[Data about app and page elements]
___
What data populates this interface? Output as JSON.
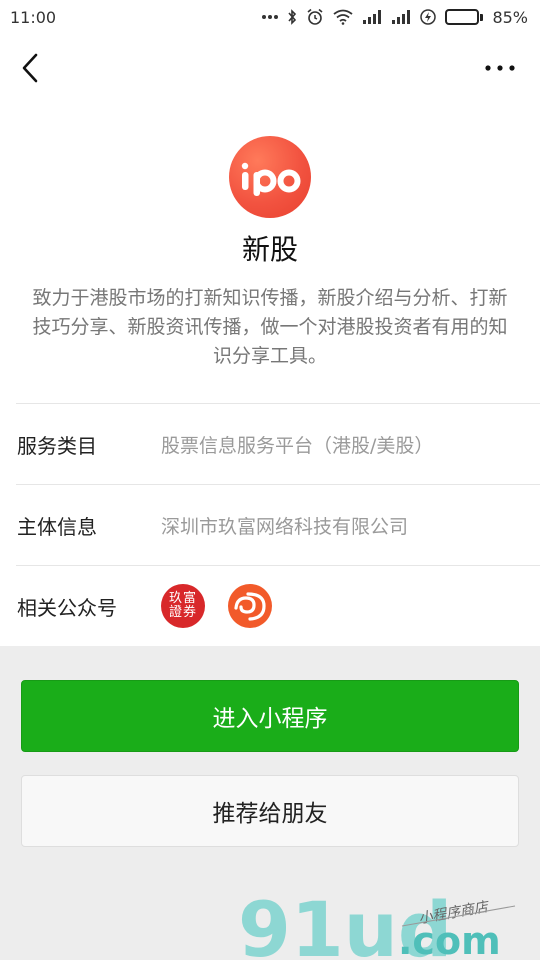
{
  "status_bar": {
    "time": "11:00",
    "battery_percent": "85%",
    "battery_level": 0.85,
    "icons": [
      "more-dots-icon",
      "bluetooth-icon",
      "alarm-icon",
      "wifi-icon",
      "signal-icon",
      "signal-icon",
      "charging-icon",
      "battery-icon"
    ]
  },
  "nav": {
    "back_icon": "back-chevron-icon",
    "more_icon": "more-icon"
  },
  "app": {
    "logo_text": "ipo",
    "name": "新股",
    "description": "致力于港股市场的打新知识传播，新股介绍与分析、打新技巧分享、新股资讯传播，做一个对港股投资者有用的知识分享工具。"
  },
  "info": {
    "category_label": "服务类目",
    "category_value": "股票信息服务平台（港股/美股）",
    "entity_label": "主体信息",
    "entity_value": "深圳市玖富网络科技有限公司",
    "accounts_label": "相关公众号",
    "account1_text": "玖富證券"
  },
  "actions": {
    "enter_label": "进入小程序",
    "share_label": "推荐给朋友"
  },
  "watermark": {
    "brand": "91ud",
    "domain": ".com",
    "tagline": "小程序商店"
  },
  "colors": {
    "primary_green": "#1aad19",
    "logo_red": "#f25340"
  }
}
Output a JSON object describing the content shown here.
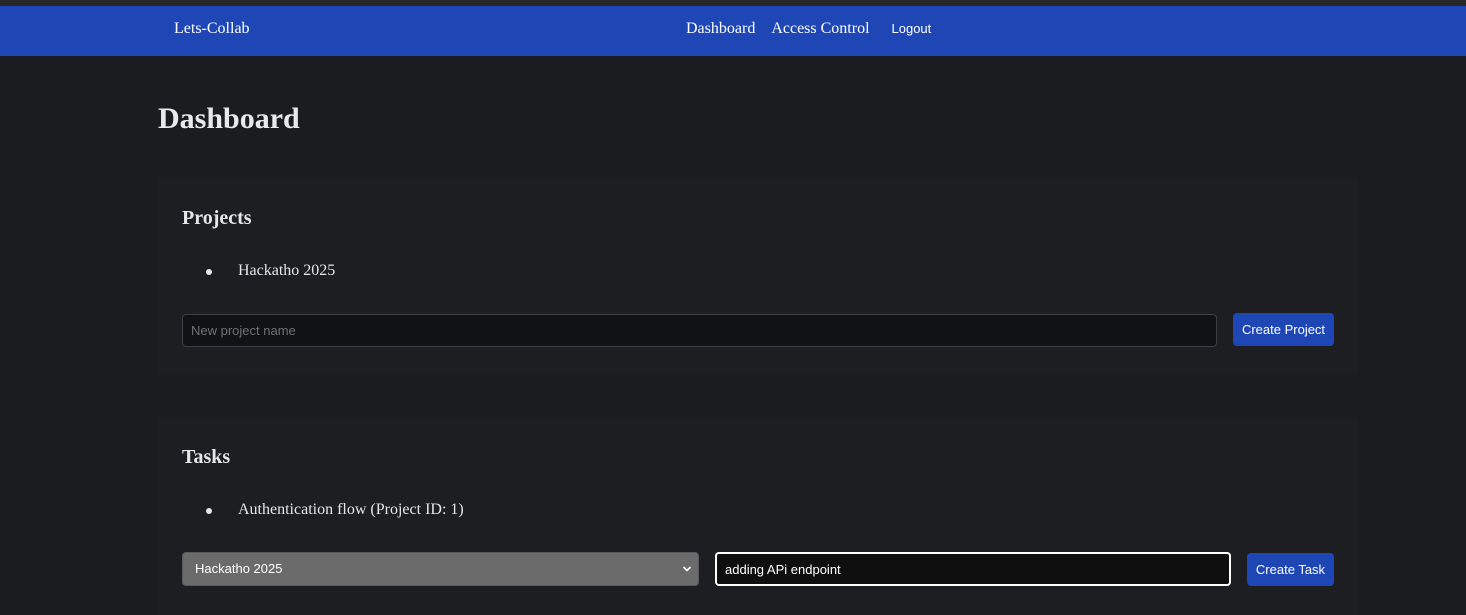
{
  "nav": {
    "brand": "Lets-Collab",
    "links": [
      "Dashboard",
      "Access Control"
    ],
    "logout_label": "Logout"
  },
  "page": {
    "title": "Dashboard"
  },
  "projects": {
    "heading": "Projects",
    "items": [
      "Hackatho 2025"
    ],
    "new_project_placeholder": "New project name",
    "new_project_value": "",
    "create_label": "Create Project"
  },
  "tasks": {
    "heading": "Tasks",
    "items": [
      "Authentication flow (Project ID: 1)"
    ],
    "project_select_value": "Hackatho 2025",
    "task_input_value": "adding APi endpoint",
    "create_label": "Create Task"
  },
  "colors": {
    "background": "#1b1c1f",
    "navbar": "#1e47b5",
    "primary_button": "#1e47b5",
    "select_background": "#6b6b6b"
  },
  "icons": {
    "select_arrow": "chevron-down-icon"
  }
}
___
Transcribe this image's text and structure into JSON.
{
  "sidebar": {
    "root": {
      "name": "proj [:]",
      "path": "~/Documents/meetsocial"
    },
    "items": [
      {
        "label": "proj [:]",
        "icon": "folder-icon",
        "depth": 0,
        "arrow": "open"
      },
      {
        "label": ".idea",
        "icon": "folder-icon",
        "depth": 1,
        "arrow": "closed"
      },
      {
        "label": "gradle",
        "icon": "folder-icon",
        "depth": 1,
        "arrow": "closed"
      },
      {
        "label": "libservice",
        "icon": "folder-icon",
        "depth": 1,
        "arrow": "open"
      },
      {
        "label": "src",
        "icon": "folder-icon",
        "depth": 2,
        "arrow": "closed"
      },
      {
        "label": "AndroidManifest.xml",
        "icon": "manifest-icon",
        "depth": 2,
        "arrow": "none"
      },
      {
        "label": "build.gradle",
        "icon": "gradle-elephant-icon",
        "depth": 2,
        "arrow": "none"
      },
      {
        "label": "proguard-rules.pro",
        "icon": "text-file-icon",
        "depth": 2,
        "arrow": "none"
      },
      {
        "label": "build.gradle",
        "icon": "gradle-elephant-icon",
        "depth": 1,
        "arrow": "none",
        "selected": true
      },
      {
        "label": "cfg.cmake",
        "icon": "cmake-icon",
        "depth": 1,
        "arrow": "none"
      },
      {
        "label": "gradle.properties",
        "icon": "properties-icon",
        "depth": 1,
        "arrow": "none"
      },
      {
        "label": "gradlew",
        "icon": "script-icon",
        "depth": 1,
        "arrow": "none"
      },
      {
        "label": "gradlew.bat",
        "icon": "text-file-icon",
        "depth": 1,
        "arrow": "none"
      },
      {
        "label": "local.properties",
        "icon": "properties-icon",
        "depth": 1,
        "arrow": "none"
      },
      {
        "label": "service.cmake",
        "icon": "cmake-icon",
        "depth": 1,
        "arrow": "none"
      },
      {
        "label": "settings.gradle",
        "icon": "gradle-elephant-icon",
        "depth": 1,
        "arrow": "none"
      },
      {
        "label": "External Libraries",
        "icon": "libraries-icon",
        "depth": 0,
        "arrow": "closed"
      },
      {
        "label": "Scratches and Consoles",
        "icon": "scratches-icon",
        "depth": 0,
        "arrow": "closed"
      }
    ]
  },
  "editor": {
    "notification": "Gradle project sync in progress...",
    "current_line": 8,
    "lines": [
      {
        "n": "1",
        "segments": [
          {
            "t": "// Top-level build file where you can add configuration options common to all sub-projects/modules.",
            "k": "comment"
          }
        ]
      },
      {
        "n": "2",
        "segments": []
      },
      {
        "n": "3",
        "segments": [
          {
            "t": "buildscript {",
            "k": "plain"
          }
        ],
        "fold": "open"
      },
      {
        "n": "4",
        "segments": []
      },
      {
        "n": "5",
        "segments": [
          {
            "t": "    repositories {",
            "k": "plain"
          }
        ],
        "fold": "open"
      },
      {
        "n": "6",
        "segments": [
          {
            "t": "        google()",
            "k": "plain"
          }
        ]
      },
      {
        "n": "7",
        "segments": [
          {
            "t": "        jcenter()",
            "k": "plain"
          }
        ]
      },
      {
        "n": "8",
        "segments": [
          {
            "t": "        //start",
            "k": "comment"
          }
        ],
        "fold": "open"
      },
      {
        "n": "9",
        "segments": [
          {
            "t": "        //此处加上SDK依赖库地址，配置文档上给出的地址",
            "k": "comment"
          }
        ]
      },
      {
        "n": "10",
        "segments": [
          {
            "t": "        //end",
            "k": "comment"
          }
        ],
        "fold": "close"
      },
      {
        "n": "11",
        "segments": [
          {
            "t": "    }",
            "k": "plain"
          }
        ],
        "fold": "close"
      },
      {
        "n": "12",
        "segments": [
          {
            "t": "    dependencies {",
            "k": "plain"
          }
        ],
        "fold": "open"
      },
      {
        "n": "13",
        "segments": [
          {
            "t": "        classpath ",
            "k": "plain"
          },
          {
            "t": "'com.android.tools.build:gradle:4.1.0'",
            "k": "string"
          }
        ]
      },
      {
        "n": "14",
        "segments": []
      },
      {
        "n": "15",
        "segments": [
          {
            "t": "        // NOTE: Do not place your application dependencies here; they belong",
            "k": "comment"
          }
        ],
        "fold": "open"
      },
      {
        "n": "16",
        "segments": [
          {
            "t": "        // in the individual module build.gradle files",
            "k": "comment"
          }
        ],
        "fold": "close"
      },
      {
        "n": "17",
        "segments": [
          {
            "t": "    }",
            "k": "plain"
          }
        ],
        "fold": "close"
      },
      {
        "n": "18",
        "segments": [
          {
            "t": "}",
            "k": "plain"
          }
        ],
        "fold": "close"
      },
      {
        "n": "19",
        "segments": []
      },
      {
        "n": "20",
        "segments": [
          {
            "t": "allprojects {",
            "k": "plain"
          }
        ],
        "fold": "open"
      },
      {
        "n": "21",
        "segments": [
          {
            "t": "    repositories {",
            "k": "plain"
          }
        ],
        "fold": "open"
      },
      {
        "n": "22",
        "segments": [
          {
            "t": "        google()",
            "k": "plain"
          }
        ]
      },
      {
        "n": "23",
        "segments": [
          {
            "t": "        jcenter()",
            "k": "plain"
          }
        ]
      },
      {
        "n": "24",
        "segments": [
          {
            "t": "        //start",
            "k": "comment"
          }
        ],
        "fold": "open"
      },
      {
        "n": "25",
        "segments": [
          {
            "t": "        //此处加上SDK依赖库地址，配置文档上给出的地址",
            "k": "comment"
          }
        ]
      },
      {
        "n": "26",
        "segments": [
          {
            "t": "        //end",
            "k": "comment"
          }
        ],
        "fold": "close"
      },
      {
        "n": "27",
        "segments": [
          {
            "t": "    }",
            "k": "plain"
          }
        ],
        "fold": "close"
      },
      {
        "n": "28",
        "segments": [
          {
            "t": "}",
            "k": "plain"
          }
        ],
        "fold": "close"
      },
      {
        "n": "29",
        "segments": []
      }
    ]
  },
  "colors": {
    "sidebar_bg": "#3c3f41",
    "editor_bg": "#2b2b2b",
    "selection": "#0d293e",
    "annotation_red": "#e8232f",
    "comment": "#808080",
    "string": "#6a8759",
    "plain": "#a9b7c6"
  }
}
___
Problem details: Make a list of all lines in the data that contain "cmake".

Output of the exercise:
        "label": "cfg.cmake",
        "icon": "cmake-icon",
        "label": "service.cmake",
        "icon": "cmake-icon",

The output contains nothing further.